gms | German Medical Science

10. Kongress für Infektionskrankheiten und Tropenmedizin (KIT 2010)

Deutsche Gesellschaft für Infektiologie,
Deutsche AIDS-Gesellschaft,
Deutsche Gesellschaft für Tropenmedizin und Internationale Gesundheit,
Paul-Ehrlich-Gesellschaft für Chemotherapie

23.06. - 26.06.2010, Köln

Nasal actinomycosis or nasal foreign body?

Nasale Actinomykose oder nasaler Fremdkörper?

Meeting Abstract

  • I. Bardanis - General Hospital of Ikaria, Greece
  • D. Batzakakis - General Hospital of Larisa, Greece
  • D. Vitsa - General Hospital of Larisa, Greece
  • I. Tsitiridis - General Hospital of Larisa, Greece
  • P. Karagounis - General Hospital of Larisa, Greece

10. Kongress für Infektionskrankheiten und Tropenmedizin (KIT 2010). Köln, 23.-26.06.2010. Düsseldorf: German Medical Science GMS Publishing House; 2010. DocP67

DOI: 10.3205/10kit123, URN: urn:nbn:de:0183-10kit1232

Published: June 2, 2010

© 2010 Bardanis et al.
This is an Open Access article distributed under the terms of the Creative Commons Attribution License (http://creativecommons.org/licenses/by-nc-nd/3.0/deed.en). You are free: to Share – to copy, distribute and transmit the work, provided the original author and source are credited.


Outline

Text

Objective: This paper aims at presenting a case of nasal actinomycosis causing clinical symptoms and signs similar to those of a nasal foreign body.

Case report: It is the case of a 34 year old female complaining of putrid nasal breath and unilateral fetid purulent nasal discharge. During rigid nasal endoscopy a dark gray mass was observed. It was stuck to the middle and inferior nasal turbinate. Computed tomography scan findings posed the question of a nasal foreign body. We proceeded with surgical removal of the mass.

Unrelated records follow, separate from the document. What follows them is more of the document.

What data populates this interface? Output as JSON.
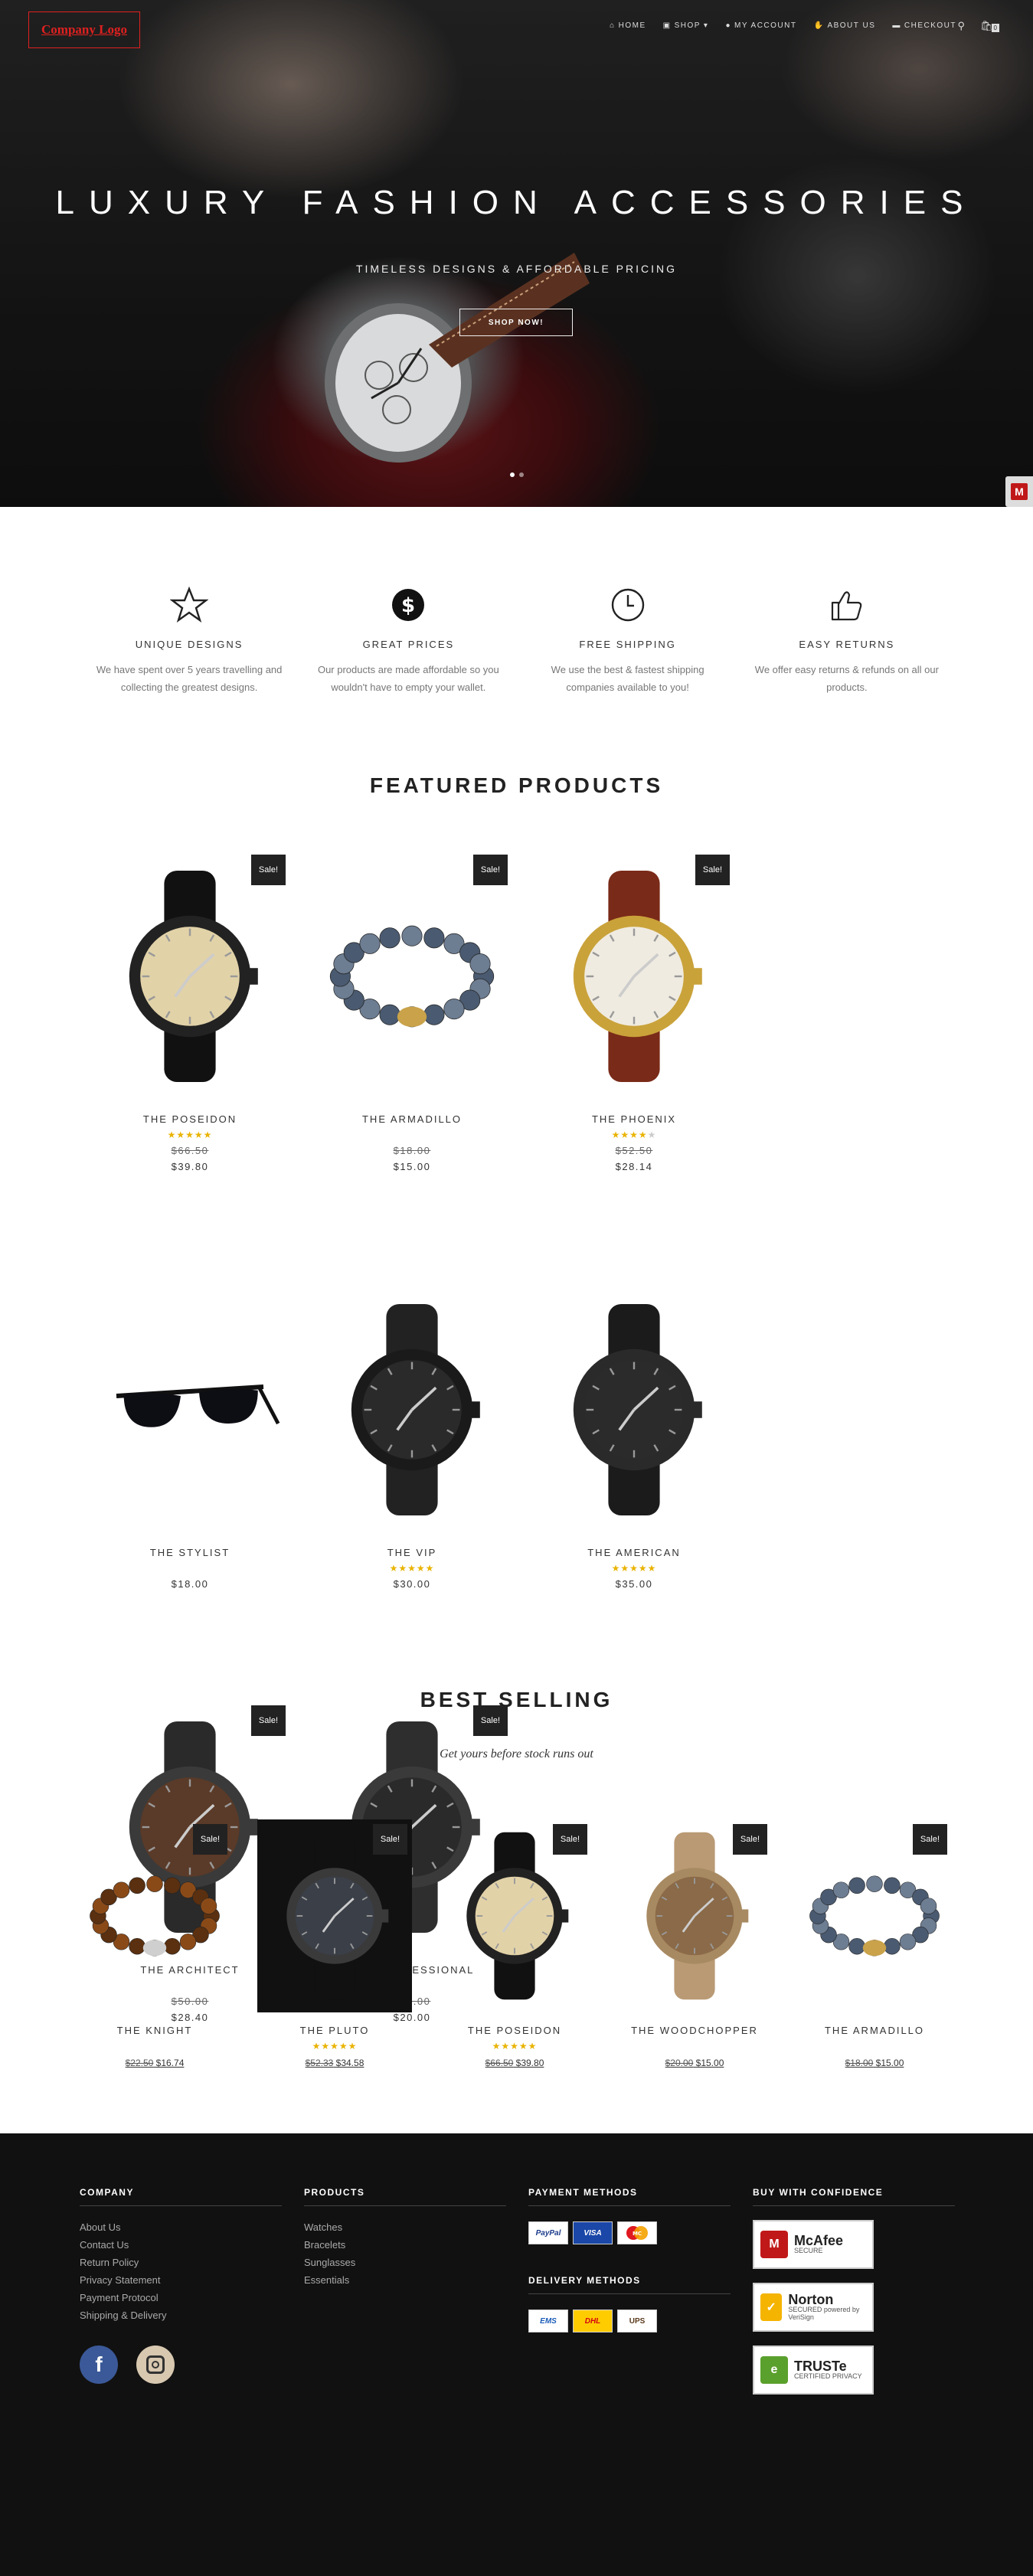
{
  "header": {
    "logo_text": "Company Logo",
    "nav": [
      {
        "label": "HOME",
        "icon": "home-icon"
      },
      {
        "label": "SHOP",
        "icon": "bag-icon"
      },
      {
        "label": "MY ACCOUNT",
        "icon": "user-icon"
      },
      {
        "label": "ABOUT US",
        "icon": "thumb-icon"
      },
      {
        "label": "CHECKOUT",
        "icon": "truck-icon"
      }
    ],
    "cart_count": "0"
  },
  "hero": {
    "title": "LUXURY FASHION ACCESSORIES",
    "subtitle": "TIMELESS DESIGNS & AFFORDABLE PRICING",
    "button": "SHOP NOW!"
  },
  "features": [
    {
      "title": "UNIQUE DESIGNS",
      "text": "We have spent over 5 years travelling and collecting the greatest designs.",
      "icon": "star-icon"
    },
    {
      "title": "GREAT PRICES",
      "text": "Our products are made affordable so you wouldn't have to empty your wallet.",
      "icon": "dollar-icon"
    },
    {
      "title": "FREE SHIPPING",
      "text": "We use the best & fastest shipping companies available to you!",
      "icon": "clock-icon"
    },
    {
      "title": "EASY RETURNS",
      "text": "We offer easy returns & refunds on all our products.",
      "icon": "thumbs-up-icon"
    }
  ],
  "featured": {
    "title": "FEATURED PRODUCTS",
    "sale_label": "Sale!",
    "products": [
      {
        "name": "THE POSEIDON",
        "old_price": "$66.50",
        "price": "$39.80",
        "rating": 5,
        "sale": true,
        "kind": "watch-gold-skeleton"
      },
      {
        "name": "THE ARMADILLO",
        "old_price": "$18.00",
        "price": "$15.00",
        "rating": 0,
        "sale": true,
        "kind": "bracelet-blue"
      },
      {
        "name": "THE PHOENIX",
        "old_price": "$52.50",
        "price": "$28.14",
        "rating": 4,
        "sale": true,
        "kind": "watch-gold-brown"
      },
      {
        "name": "THE STYLIST",
        "old_price": "",
        "price": "$18.00",
        "rating": 0,
        "sale": false,
        "kind": "sunglasses"
      },
      {
        "name": "THE VIP",
        "old_price": "",
        "price": "$30.00",
        "rating": 5,
        "sale": false,
        "kind": "watch-black-steel"
      },
      {
        "name": "THE AMERICAN",
        "old_price": "",
        "price": "$35.00",
        "rating": 5,
        "sale": false,
        "kind": "watch-black-chrono"
      },
      {
        "name": "THE ARCHITECT",
        "old_price": "$50.00",
        "price": "$28.40",
        "rating": 0,
        "sale": true,
        "kind": "watch-black-brown"
      },
      {
        "name": "THE PROFESSIONAL",
        "old_price": "$30.00",
        "price": "$20.00",
        "rating": 0,
        "sale": true,
        "kind": "watch-black-minimal"
      }
    ]
  },
  "best_selling": {
    "title": "BEST SELLING",
    "subtitle": "Get yours before stock runs out",
    "products": [
      {
        "name": "THE KNIGHT",
        "old_price": "$22.50",
        "price": "$16.74",
        "rating": 0,
        "kind": "bracelet-tiger"
      },
      {
        "name": "THE PLUTO",
        "old_price": "$52.33",
        "price": "$34.58",
        "rating": 5,
        "kind": "watch-pluto"
      },
      {
        "name": "THE POSEIDON",
        "old_price": "$66.50",
        "price": "$39.80",
        "rating": 5,
        "kind": "watch-gold-skeleton"
      },
      {
        "name": "THE WOODCHOPPER",
        "old_price": "$20.00",
        "price": "$15.00",
        "rating": 0,
        "kind": "watch-wood"
      },
      {
        "name": "THE ARMADILLO",
        "old_price": "$18.00",
        "price": "$15.00",
        "rating": 0,
        "kind": "bracelet-blue"
      }
    ]
  },
  "footer": {
    "company": {
      "title": "COMPANY",
      "links": [
        "About Us",
        "Contact Us",
        "Return Policy",
        "Privacy Statement",
        "Payment Protocol",
        "Shipping & Delivery"
      ]
    },
    "products": {
      "title": "PRODUCTS",
      "links": [
        "Watches",
        "Bracelets",
        "Sunglasses",
        "Essentials"
      ]
    },
    "payment": {
      "title": "PAYMENT METHODS",
      "methods": [
        "PayPal",
        "VISA",
        "MC"
      ]
    },
    "delivery": {
      "title": "DELIVERY METHODS",
      "methods": [
        "EMS",
        "DHL",
        "UPS"
      ]
    },
    "confidence": {
      "title": "BUY WITH CONFIDENCE",
      "badges": [
        {
          "name": "McAfee SECURE",
          "title": "McAfee",
          "sub": "SECURE",
          "color": "#c01818",
          "mark": "M"
        },
        {
          "name": "Norton SECURED",
          "title": "Norton",
          "sub": "SECURED powered by VeriSign",
          "color": "#f5b400",
          "mark": "✓"
        },
        {
          "name": "TRUSTe CERTIFIED PRIVACY",
          "title": "TRUSTe",
          "sub": "CERTIFIED PRIVACY",
          "color": "#5aa02c",
          "mark": "e"
        }
      ]
    },
    "social": [
      "facebook-icon",
      "instagram-icon"
    ]
  },
  "colors": {
    "accent_dark": "#222222",
    "star": "#e9b300",
    "footer_bg": "#111111"
  }
}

The diagnosis of actinomycosis was confirmed histopathologically, as well as microbiologically.

Discussion: Whereas in the preantibiotic era actinomycosis was rather frequent, nowadays it is a medical rarity [1], [2], Actinomyces israelii being the most common etiologic agent. In the past Actinomyces israelii was believed to be fungus. Nowadays, it is described as a gram positive, anaerobic or microaerophilic rod forming branching filaments. Nasal actinomycosis is usually presented in the form of some kind of purulent abscess of the nose and antrum [3] .

Conclusion: We suggest that every clinician confronting with unilateral nasal symptoms and / or signs should have this clinical entity in mind, since it has justifiably been characterized as the “masquerader” [1], [4], of head and neck.


References

1.
Daamen N, Johnson J. Nasopharyngeal actinomycosis: a rare cause of nasal airway obstruction. Laryngoscop. 2004;114:1403-5.
2.
Russo T. Actinomycosis. In: Fauci A, Braunwald E, Isselbacher K, Wilson J, Martin J, Kasper D, Hauser L, Longo D, Harrison TR, editor. Harrison's principles of internal medicine. 15th edition. USA: The McGraw-Hill Companies; 2001. p. 1008-11.
3.
Randall D. The nose and paranasal sinuses. In: Lee KJ, editor. Essential Otolaryngology: head and neck surgery. 8th edition. USA: The McGraw-Hill Companies; 2003. p. 682-723.
4.
Shrikala B, Shalini S, Godwin W, Vidyalakshmi K. An unusual case of actinomycosis. ENT. 2002;8:44-5.